Each time we add a dimension to the mathematical space, it grows enormously. The representation of a four-dimensional universe is much larger than the three-dimensional universe. In 2D space a circle is a slice of the sphere in 3D space. Likewise, in our familiar three-dimensional universe one can only see a single slice of the four-dimensional universe. To try to illustrate this four-dimensional state, we must reduce the number of dimensions. A two-dimensional space-time (one dimension of space and one dimension of time) suffices to represent the concept of the geometry of time. The space dimension can only contain points or lines that can only move along this dimension. In two-dimensional space-time, imagine a figure as in the image opposite. A slit will move in the dimension of time, from the past to the future (from bottom to top). The view of our 2D universe through the slit shows us successive points and lines. The noticeable part of the 2D universe is what appears in the slit. As the slit moves from bottom to top, as time goes by, the dots and lines move horizontally along the slit. In the same way in a 3D universe what appears in a 2D universe is what appears in the slit. And so on... Thus, we only perceive a three-dimensional slice of a four-dimensional reality. In our familiar 3D universe, time would only be a dynamic way of seeing the much larger 4D static universe in which the past, present and future do not exist. Everything would be frozen and visible in one fell swoop by beings from the fourth dimension !!!
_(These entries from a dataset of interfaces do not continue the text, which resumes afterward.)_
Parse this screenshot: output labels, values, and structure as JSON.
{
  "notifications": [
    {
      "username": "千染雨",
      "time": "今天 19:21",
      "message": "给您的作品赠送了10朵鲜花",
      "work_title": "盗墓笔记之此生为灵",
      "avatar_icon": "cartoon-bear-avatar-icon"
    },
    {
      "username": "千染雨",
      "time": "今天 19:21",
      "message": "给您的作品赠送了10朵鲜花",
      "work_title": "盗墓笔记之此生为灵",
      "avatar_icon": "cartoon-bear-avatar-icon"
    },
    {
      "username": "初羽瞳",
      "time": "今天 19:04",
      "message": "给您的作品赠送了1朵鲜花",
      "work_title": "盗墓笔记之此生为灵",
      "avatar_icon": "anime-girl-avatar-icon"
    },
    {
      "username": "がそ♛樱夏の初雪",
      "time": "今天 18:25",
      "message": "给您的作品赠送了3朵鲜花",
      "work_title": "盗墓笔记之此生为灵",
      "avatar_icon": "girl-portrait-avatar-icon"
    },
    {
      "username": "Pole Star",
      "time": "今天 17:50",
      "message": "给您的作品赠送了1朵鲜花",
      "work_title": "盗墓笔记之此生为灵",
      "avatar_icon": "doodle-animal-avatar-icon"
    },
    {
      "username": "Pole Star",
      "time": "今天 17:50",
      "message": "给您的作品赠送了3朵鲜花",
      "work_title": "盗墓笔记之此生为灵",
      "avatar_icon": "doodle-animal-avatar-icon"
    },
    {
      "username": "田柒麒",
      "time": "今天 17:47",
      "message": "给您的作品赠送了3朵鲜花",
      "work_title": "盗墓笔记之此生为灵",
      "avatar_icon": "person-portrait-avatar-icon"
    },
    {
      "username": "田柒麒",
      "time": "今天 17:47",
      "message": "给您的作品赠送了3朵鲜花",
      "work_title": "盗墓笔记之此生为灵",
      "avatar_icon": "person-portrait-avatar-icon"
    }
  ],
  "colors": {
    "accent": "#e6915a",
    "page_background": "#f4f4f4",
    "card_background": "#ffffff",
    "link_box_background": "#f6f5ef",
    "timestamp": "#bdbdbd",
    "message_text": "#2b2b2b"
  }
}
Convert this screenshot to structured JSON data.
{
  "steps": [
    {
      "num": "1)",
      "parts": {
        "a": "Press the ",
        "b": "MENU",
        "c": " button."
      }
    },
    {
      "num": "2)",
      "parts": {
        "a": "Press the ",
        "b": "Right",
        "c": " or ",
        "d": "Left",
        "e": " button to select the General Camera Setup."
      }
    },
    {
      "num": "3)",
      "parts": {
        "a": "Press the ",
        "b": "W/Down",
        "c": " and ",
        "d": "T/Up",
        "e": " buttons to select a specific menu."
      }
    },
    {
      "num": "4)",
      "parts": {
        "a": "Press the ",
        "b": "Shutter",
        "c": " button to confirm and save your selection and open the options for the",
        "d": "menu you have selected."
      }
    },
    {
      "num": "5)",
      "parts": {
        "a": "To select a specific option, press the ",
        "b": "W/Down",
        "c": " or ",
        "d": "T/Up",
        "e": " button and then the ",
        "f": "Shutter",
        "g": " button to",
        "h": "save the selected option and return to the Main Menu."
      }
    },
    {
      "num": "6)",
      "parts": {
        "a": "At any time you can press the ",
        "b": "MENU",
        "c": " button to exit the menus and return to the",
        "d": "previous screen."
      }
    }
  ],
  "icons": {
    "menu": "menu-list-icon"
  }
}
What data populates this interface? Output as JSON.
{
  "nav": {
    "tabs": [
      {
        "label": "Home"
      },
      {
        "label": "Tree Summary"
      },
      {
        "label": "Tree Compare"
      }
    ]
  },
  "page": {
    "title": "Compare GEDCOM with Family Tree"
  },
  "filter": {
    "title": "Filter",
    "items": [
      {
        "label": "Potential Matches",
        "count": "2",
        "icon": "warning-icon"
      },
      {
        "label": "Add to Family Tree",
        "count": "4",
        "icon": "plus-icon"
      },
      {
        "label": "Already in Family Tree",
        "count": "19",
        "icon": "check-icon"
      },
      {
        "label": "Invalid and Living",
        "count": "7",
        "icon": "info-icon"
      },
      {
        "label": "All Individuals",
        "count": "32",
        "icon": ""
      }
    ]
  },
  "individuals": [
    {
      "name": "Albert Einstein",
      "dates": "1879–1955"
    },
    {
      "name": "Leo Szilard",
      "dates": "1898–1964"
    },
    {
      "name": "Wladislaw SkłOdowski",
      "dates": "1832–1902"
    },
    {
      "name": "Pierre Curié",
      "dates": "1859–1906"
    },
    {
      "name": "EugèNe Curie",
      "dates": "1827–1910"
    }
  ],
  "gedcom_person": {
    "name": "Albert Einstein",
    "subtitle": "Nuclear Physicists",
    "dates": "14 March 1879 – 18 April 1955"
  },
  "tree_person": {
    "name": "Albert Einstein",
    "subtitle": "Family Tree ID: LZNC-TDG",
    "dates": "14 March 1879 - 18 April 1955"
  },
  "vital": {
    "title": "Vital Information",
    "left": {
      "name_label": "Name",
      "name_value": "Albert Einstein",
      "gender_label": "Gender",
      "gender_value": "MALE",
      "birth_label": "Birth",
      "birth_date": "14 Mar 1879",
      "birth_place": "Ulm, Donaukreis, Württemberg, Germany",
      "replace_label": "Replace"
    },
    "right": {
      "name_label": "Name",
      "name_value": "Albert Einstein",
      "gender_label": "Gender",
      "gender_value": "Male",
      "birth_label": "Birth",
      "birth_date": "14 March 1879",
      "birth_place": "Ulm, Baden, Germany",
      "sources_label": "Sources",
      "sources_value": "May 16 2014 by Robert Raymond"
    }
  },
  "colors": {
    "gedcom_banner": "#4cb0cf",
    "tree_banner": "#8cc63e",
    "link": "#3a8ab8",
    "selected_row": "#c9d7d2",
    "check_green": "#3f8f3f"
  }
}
*nota: "Time is the best way to find nature so that everything does not happen all at once." Etienne Klein in the video "Does time exist?" * | | ### Image: representation of an image in two-dimensional space. A single slit slides on the figure from bottom to top representing the passage of time. What is perceptible is what appears in the slit of 1D space. We do not see the whole of the 2D figure but the figure slices after slice, that is to say small parts which scroll one after the other. The space seen by the slit seems dynamic, everything moves, while the 2D space is frozen. The illusion of dynamics is caused by the slippage of the slit, that is, by the passage of time. | | ### Image: A sphere crossing a two-dimensional universe would appear seen from that universe as a circle (red line) increasing more and more until the equator of the sphere then decreasing until disappearing. The 2D world can only see the edge of the sphere which is inside its plane, that is to say a circle. 2D physical space is just a slice of 3D space. What the world sees in 2D is what appears on the map. The top and bottom are invisible. Likewise, our familiar 3D physical space is actually just a 3D slice of a real 4D space that encompasses it. If a 4D space hypersphere crossed our 3D space, we would see the layers of the hypersphere appear successively. We would see a small sphere which would grow little by little until it reached the size of the equator of the hypersphere then which would decrease until it completely disappeared. We would have seen the hypersphere slice by slice. |